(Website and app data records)
* * * *
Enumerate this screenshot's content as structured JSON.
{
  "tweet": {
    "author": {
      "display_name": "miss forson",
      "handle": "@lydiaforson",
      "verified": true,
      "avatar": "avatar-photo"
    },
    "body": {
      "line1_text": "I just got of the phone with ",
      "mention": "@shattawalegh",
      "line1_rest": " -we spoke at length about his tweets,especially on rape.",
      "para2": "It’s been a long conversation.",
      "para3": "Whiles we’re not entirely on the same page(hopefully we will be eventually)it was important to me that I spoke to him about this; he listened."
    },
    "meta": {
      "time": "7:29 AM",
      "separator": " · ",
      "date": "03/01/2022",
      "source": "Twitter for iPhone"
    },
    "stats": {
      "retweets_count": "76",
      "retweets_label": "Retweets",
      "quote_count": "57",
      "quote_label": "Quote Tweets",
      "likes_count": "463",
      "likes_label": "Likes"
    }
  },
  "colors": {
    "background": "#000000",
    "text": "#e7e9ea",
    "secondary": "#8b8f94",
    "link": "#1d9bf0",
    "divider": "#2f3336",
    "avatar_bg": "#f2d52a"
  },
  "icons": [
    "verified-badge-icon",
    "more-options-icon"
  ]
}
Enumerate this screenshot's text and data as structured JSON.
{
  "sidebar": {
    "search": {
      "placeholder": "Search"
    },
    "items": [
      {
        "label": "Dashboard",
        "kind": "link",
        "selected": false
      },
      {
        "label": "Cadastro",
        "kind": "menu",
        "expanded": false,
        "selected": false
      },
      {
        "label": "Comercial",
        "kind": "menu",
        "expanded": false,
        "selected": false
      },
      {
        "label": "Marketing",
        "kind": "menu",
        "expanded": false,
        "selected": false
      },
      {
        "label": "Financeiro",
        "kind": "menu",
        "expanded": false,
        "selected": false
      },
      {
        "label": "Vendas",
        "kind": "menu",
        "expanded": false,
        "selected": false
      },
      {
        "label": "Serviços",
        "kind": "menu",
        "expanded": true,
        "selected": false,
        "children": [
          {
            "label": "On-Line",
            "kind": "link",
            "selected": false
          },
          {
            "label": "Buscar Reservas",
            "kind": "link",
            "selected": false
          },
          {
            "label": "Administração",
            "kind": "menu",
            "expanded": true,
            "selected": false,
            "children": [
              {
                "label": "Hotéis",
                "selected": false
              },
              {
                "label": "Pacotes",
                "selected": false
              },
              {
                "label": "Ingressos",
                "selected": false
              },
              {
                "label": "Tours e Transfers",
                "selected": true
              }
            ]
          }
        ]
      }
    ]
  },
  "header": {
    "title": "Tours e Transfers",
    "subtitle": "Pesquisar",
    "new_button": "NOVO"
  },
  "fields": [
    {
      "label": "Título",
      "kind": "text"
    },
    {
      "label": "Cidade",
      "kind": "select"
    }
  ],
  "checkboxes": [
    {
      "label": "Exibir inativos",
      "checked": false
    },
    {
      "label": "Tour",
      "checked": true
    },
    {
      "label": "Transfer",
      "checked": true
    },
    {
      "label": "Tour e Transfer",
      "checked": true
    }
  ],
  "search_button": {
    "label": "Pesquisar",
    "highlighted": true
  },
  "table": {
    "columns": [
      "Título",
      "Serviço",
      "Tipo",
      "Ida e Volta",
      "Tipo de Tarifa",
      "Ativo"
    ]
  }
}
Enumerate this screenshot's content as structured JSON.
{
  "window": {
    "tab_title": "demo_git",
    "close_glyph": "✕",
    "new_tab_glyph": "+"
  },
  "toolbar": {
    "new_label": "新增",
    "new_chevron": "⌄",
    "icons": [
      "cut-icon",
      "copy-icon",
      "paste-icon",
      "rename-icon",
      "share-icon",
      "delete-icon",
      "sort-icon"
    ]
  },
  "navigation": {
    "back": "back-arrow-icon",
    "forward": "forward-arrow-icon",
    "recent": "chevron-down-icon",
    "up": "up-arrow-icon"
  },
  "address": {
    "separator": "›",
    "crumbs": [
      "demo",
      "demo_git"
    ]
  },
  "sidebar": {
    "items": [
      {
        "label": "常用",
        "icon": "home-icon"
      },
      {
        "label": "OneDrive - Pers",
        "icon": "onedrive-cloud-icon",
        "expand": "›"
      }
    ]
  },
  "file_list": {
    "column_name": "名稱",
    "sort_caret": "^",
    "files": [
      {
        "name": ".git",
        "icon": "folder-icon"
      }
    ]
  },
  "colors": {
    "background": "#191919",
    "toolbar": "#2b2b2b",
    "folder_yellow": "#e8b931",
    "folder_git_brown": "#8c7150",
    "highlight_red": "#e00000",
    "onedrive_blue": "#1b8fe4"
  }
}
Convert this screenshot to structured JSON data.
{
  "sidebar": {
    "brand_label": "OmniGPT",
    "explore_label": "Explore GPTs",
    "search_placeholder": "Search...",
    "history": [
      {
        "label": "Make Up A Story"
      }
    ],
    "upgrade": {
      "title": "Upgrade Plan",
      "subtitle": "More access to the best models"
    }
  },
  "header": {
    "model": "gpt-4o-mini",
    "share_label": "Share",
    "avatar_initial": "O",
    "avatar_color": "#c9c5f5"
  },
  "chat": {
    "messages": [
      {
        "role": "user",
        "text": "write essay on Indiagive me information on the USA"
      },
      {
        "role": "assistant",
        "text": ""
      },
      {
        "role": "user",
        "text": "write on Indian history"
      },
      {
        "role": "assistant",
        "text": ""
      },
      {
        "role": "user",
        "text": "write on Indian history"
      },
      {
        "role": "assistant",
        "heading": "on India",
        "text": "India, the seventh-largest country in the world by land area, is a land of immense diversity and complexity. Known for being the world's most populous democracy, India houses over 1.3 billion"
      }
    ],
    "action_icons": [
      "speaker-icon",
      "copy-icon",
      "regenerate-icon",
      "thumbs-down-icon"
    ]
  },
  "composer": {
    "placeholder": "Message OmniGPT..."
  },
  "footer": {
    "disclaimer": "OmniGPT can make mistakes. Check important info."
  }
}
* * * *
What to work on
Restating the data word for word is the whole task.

Result below
Enumerate this screenshot's content as structured JSON.
{
  "tweet": {
    "author": {
      "display_name": "miss forson",
      "handle": "@lydiaforson",
      "verified": true,
      "avatar": "avatar-photo"
    },
    "body": {
      "line1_text": "I just got of the phone with ",
      "mention": "@shattawalegh",
      "line1_rest": " -we spoke at length about his tweets,especially on rape.",
      "para2": "It’s been a long conversation.",
      "para3": "Whiles we’re not entirely on the same page(hopefully we will be eventually)it was important to me that I spoke to him about this; he listened."
    },
    "meta": {
      "time": "7:29 AM",
      "separator": " · ",
      "date": "03/01/2022",
      "source": "Twitter for iPhone"
    },
    "stats": {
      "retweets_count": "76",
      "retweets_label": "Retweets",
      "quote_count": "57",
      "quote_label": "Quote Tweets",
      "likes_count": "463",
      "likes_label": "Likes"
    }
  },
  "colors": {
    "background": "#000000",
    "text": "#e7e9ea",
    "secondary": "#8b8f94",
    "link": "#1d9bf0",
    "divider": "#2f3336",
    "avatar_bg": "#f2d52a"
  },
  "icons": [
    "verified-badge-icon",
    "more-options-icon"
  ]
}
Enumerate this screenshot's text and data as structured JSON.
{
  "sidebar": {
    "search": {
      "placeholder": "Search"
    },
    "items": [
      {
        "label": "Dashboard",
        "kind": "link",
        "selected": false
      },
      {
        "label": "Cadastro",
        "kind": "menu",
        "expanded": false,
        "selected": false
      },
      {
        "label": "Comercial",
        "kind": "menu",
        "expanded": false,
        "selected": false
      },
      {
        "label": "Marketing",
        "kind": "menu",
        "expanded": false,
        "selected": false
      },
      {
        "label": "Financeiro",
        "kind": "menu",
        "expanded": false,
        "selected": false
      },
      {
        "label": "Vendas",
        "kind": "menu",
        "expanded": false,
        "selected": false
      },
      {
        "label": "Serviços",
        "kind": "menu",
        "expanded": true,
        "selected": false,
        "children": [
          {
            "label": "On-Line",
            "kind": "link",
            "selected": false
          },
          {
            "label": "Buscar Reservas",
            "kind": "link",
            "selected": false
          },
          {
            "label": "Administração",
            "kind": "menu",
            "expanded": true,
            "selected": false,
            "children": [
              {
                "label": "Hotéis",
                "selected": false
              },
              {
                "label": "Pacotes",
                "selected": false
              },
              {
                "label": "Ingressos",
                "selected": false
              },
              {
                "label": "Tours e Transfers",
                "selected": true
              }
            ]
          }
        ]
      }
    ]
  },
  "header": {
    "title": "Tours e Transfers",
    "subtitle": "Pesquisar",
    "new_button": "NOVO"
  },
  "fields": [
    {
      "label": "Título",
      "kind": "text"
    },
    {
      "label": "Cidade",
      "kind": "select"
    }
  ],
  "checkboxes": [
    {
      "label": "Exibir inativos",
      "checked": false
    },
    {
      "label": "Tour",
      "checked": true
    },
    {
      "label": "Transfer",
      "checked": true
    },
    {
      "label": "Tour e Transfer",
      "checked": true
    }
  ],
  "search_button": {
    "label": "Pesquisar",
    "highlighted": true
  },
  "table": {
    "columns": [
      "Título",
      "Serviço",
      "Tipo",
      "Ida e Volta",
      "Tipo de Tarifa",
      "Ativo"
    ]
  }
}
Enumerate this screenshot's content as structured JSON.
{
  "window": {
    "tab_title": "demo_git",
    "close_glyph": "✕",
    "new_tab_glyph": "+"
  },
  "toolbar": {
    "new_label": "新增",
    "new_chevron": "⌄",
    "icons": [
      "cut-icon",
      "copy-icon",
      "paste-icon",
      "rename-icon",
      "share-icon",
      "delete-icon",
      "sort-icon"
    ]
  },
  "navigation": {
    "back": "back-arrow-icon",
    "forward": "forward-arrow-icon",
    "recent": "chevron-down-icon",
    "up": "up-arrow-icon"
  },
  "address": {
    "separator": "›",
    "crumbs": [
      "demo",
      "demo_git"
    ]
  },
  "sidebar": {
    "items": [
      {
        "label": "常用",
        "icon": "home-icon"
      },
      {
        "label": "OneDrive - Pers",
        "icon": "onedrive-cloud-icon",
        "expand": "›"
      }
    ]
  },
  "file_list": {
    "column_name": "名稱",
    "sort_caret": "^",
    "files": [
      {
        "name": ".git",
        "icon": "folder-icon"
      }
    ]
  },
  "colors": {
    "background": "#191919",
    "toolbar": "#2b2b2b",
    "folder_yellow": "#e8b931",
    "folder_git_brown": "#8c7150",
    "highlight_red": "#e00000",
    "onedrive_blue": "#1b8fe4"
  }
}
Convert this screenshot to structured JSON data.
{
  "sidebar": {
    "brand_label": "OmniGPT",
    "explore_label": "Explore GPTs",
    "search_placeholder": "Search...",
    "history": [
      {
        "label": "Make Up A Story"
      }
    ],
    "upgrade": {
      "title": "Upgrade Plan",
      "subtitle": "More access to the best models"
    }
  },
  "header": {
    "model": "gpt-4o-mini",
    "share_label": "Share",
    "avatar_initial": "O",
    "avatar_color": "#c9c5f5"
  },
  "chat": {
    "messages": [
      {
        "role": "user",
        "text": "write essay on Indiagive me information on the USA"
      },
      {
        "role": "assistant",
        "text": ""
      },
      {
        "role": "user",
        "text": "write on Indian history"
      },
      {
        "role": "assistant",
        "text": ""
      },
      {
        "role": "user",
        "text": "write on Indian history"
      },
      {
        "role": "assistant",
        "heading": "on India",
        "text": "India, the seventh-largest country in the world by land area, is a land of immense diversity and complexity. Known for being the world's most populous democracy, India houses over 1.3 billion"
      }
    ],
    "action_icons": [
      "speaker-icon",
      "copy-icon",
      "regenerate-icon",
      "thumbs-down-icon"
    ]
  },
  "composer": {
    "placeholder": "Message OmniGPT..."
  },
  "footer": {
    "disclaimer": "OmniGPT can make mistakes. Check important info."
  }
}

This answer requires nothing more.